3W: Along with being a CPA, you’re also a savvy business advisor who people trust to protect their personal wealth or businesses. But who do you look to for advice when considering ways to build your own practice?
Jorge: That’s something we’re doing now with Mike Myers from Johnson Myers Consultants. He’s helping us a lot, doing flowcharts, for example, of our processes so we can figure out better ways to work.
Believe it or not, the one or two minutes less we spend doing mundane things enables me to help my current clients be more efficient.
The veterinarian I mentioned, for instance: He and his wife own one of the largest pet clinics in the SCV. She’s the vet, he runs the business. He had a gut feeling their expenses were higher than they should be. So last year I ran a financial analysis of their company, comparing key performance indicators against benchmark points of their industry.
Theirs was really easy to pinpoint: veterinarian with sales up to X. With those statistics in hand, we saw that last year, for example, they overpaid their lab fees. The benchmark was three percent, but they were at seven percent, paying more than double what they should have. So, we confirmed his suspicion and he went to work on renegotiating their lab fees.
When we met again a few months later he was improving his lab fee costs but was hyper-focused on controlling his expenses. But now, I said, he should focus on the top line: bringing in more clients. If he didn’t bring in more money on the top, he was never going to see a better cash flow result since, for the most part, his expenses were reasonable.
I said, “Just using a number for the sake of argument, say you’re going to save $20,000 a year by hyper-focusing on your expenses. Well, since there’s nothing more you can do to cut expenses, what if you hyper-focus on sales instead, and increase sales by $100,000? Wouldn’t that be better than just saving $20K?”
3W: Last time we talked, you were looking forward to getting back up in the air after tax time.

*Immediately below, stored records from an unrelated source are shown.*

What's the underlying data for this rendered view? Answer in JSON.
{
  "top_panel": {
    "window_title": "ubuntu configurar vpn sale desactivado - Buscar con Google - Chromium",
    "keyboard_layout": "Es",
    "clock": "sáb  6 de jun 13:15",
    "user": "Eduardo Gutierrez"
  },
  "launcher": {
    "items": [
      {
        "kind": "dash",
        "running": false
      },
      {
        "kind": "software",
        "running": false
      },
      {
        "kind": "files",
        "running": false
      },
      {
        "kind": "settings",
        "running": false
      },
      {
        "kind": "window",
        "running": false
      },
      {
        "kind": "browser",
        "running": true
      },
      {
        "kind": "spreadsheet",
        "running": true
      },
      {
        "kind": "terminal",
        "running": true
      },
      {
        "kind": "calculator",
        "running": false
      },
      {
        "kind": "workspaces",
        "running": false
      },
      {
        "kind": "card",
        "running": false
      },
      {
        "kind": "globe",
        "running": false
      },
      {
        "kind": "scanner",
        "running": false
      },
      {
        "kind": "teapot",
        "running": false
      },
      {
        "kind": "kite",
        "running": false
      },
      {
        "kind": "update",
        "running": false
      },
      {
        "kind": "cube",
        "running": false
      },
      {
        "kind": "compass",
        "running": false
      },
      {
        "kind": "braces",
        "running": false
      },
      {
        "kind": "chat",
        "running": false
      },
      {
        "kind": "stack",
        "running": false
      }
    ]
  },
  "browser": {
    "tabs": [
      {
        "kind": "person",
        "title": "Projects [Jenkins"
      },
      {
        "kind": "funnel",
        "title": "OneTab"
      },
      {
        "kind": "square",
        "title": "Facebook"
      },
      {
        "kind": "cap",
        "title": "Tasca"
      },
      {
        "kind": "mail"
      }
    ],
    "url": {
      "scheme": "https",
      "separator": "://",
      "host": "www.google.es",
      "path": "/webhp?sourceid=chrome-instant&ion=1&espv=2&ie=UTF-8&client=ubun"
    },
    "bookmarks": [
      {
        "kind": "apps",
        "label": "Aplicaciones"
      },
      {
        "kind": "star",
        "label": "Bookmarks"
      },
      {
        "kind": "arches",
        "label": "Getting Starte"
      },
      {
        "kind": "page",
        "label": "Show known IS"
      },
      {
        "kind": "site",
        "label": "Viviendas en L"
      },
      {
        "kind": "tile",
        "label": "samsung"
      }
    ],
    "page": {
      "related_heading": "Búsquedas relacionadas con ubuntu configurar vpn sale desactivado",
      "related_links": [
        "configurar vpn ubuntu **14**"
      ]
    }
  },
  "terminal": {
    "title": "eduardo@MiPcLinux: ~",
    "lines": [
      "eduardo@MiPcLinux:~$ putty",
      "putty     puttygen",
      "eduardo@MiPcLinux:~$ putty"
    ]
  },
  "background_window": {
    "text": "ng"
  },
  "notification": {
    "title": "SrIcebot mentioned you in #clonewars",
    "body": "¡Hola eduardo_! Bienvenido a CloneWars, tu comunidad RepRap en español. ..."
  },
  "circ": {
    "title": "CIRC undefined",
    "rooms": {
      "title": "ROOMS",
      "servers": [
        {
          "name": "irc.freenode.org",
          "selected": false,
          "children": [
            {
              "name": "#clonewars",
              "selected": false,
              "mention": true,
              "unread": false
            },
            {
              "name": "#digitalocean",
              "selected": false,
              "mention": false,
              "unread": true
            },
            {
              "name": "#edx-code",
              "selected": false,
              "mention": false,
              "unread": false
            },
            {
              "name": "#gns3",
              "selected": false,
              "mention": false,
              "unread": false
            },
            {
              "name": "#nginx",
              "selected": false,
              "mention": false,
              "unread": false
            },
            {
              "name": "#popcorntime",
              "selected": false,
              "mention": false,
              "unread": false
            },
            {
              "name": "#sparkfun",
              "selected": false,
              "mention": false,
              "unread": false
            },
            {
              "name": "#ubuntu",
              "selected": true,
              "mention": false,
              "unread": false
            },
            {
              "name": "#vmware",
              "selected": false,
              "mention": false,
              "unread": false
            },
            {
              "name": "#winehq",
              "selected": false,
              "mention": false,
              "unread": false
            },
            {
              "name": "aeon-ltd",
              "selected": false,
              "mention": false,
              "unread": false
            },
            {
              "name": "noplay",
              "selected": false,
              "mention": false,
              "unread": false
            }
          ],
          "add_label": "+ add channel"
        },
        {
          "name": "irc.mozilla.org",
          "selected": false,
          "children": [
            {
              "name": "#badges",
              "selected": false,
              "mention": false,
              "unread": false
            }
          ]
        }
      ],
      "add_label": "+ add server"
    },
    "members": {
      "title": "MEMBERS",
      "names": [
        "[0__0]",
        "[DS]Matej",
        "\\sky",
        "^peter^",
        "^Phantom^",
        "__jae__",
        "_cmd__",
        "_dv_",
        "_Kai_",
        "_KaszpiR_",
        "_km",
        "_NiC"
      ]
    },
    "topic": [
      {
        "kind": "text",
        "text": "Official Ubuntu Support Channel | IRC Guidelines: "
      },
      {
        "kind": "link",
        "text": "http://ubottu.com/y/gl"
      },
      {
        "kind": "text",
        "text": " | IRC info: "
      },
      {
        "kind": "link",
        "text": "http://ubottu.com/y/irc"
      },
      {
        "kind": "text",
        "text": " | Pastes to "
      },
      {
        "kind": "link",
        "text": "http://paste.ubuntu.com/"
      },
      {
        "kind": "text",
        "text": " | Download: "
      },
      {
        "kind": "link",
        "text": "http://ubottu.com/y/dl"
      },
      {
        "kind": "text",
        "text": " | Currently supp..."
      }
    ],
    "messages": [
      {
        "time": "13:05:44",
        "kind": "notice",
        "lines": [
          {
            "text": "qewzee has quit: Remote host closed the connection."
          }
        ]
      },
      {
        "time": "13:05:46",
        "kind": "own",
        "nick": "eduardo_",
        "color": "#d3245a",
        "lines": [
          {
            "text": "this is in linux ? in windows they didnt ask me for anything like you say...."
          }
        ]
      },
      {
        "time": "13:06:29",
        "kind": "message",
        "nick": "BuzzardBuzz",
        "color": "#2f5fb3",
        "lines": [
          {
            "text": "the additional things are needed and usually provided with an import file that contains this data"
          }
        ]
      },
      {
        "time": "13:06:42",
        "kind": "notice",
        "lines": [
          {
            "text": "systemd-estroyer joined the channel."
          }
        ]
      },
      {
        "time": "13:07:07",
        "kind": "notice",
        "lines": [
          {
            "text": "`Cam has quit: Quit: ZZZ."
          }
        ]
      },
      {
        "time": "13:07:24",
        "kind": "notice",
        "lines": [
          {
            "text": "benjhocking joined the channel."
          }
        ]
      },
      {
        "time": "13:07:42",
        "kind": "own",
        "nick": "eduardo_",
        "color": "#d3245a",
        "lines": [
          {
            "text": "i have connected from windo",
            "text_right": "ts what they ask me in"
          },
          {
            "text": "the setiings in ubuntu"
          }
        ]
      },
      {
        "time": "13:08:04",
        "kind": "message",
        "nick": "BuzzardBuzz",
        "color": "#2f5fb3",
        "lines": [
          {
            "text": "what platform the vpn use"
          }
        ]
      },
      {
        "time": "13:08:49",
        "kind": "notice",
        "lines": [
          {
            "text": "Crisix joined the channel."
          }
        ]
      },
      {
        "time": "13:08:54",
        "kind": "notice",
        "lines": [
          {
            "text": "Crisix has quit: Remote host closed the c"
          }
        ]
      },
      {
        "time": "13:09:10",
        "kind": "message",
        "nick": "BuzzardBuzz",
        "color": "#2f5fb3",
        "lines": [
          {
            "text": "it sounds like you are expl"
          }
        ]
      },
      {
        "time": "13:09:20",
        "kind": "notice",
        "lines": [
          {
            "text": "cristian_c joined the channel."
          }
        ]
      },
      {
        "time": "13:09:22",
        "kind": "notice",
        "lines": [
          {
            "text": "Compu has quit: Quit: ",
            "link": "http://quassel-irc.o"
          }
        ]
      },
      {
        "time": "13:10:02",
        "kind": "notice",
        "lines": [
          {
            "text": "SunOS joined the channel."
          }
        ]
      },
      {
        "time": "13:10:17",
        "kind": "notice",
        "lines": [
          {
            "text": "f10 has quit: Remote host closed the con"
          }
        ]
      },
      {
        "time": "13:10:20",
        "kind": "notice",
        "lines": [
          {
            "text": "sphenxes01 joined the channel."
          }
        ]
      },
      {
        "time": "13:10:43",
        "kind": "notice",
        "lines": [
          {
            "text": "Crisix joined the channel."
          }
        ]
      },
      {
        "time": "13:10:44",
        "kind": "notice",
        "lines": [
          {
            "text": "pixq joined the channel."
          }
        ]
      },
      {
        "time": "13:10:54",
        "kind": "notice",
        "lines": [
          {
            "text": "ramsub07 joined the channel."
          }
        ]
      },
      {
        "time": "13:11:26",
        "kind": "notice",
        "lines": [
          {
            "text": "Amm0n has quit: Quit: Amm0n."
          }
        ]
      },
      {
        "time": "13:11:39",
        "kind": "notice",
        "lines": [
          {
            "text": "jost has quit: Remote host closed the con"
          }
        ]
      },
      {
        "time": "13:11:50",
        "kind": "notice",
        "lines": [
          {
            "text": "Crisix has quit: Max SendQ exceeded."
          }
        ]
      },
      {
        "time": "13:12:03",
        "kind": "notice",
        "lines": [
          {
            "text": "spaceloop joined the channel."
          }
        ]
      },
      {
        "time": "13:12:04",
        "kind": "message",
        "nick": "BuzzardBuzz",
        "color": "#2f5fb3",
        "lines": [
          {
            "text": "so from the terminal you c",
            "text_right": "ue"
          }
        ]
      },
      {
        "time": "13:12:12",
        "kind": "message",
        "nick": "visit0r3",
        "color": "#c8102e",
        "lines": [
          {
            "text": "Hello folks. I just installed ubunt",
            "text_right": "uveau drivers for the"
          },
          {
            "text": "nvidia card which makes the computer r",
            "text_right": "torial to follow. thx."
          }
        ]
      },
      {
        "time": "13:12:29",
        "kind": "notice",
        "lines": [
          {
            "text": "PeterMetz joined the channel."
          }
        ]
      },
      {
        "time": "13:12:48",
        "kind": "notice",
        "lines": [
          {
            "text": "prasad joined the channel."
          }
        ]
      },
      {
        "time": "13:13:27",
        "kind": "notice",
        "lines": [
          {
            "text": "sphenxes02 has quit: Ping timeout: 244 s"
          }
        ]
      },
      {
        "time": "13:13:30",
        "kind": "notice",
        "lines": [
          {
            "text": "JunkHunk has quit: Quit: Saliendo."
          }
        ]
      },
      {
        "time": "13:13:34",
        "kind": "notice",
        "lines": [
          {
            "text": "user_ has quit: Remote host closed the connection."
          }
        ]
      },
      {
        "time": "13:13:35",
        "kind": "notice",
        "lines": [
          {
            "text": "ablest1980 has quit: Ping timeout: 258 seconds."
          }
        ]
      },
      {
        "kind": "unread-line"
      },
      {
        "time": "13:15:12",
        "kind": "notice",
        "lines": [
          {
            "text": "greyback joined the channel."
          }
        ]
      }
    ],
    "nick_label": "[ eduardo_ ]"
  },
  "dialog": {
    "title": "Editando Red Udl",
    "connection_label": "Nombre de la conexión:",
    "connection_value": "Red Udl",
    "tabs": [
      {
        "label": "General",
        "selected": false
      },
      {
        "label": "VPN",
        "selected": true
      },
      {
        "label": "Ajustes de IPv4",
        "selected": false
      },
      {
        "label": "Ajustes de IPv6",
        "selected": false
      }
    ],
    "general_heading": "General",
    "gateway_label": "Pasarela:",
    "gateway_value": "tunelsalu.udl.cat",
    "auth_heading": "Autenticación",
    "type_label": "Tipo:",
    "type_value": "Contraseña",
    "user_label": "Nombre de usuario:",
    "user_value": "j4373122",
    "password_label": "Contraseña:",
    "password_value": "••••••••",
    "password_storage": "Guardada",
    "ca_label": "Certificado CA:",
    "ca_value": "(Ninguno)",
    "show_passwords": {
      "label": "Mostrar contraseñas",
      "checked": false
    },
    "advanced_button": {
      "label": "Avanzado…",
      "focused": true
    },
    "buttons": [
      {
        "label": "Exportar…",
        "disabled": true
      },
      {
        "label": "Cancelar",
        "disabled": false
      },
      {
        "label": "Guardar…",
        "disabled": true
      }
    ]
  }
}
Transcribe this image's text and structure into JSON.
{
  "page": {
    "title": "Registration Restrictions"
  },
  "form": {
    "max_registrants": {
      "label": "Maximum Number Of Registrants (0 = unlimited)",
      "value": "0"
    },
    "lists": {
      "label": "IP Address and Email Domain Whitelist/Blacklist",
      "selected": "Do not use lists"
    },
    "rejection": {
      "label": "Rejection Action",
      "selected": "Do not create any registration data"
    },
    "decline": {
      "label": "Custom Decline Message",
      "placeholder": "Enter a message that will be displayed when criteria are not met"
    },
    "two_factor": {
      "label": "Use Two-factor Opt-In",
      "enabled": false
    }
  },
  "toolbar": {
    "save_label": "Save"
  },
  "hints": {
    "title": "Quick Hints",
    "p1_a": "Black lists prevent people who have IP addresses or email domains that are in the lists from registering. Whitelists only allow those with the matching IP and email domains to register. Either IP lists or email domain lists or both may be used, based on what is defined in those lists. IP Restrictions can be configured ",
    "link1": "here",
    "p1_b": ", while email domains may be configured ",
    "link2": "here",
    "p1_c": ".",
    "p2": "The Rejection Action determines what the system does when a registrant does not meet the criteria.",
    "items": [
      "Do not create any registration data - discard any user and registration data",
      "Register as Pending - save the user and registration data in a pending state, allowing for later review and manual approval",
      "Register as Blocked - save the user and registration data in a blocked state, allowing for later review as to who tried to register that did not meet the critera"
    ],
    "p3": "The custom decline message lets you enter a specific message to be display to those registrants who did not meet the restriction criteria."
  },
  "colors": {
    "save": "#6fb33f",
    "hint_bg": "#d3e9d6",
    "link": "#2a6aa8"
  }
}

Jorge: Yes, tax season was a bit more intense and lasted longer this year, but I finally got together with my instructor in early June for a Piper Cherokee flight to get my pilot’s license current, so I’m ready for takeoff.
3W: Do you and Peggy plan to fly to any major tennis tournaments this summer?
Jorge: We were trying to find mixed doubles teams we can sign up for, but it’s tough. One was in Delaware, the other Austin, Texas. That was about it. But we do want to get out there and participate more in some family sports, couples sports. Maybe just not so far away.
3W: You both work hard, you deserve to play a little. And breaking out of one’s daily environment and routine is good for one’s mental health.
Jorge: Peggy and I have talked a lot about that. There’s more to finding the balance of work and life than meets the eye. But if you don’t find it, you’re a lot more likely to die of a heart attack at your desk while you’re working, or within five years after retiring.
We wondered why people work so hard most of their lives just to have all this money at 65, for the next 15 or 20 of what may not be their best years. Why not stop and smell the roses along the way?
Peggy and I agreed that we don’t want to work full-time full-throttle until we’re 65, and then stop and retire, which is what people have been wired to do for generations.
I’m certainly not saying you should not work hard and plan and save for retirement. That’s all good, and Peggy and I do all that, too.
But we don’t need to drive ourselves crazy about working so hard. We also need to enjoy life. For us, it’s all about finding the balance.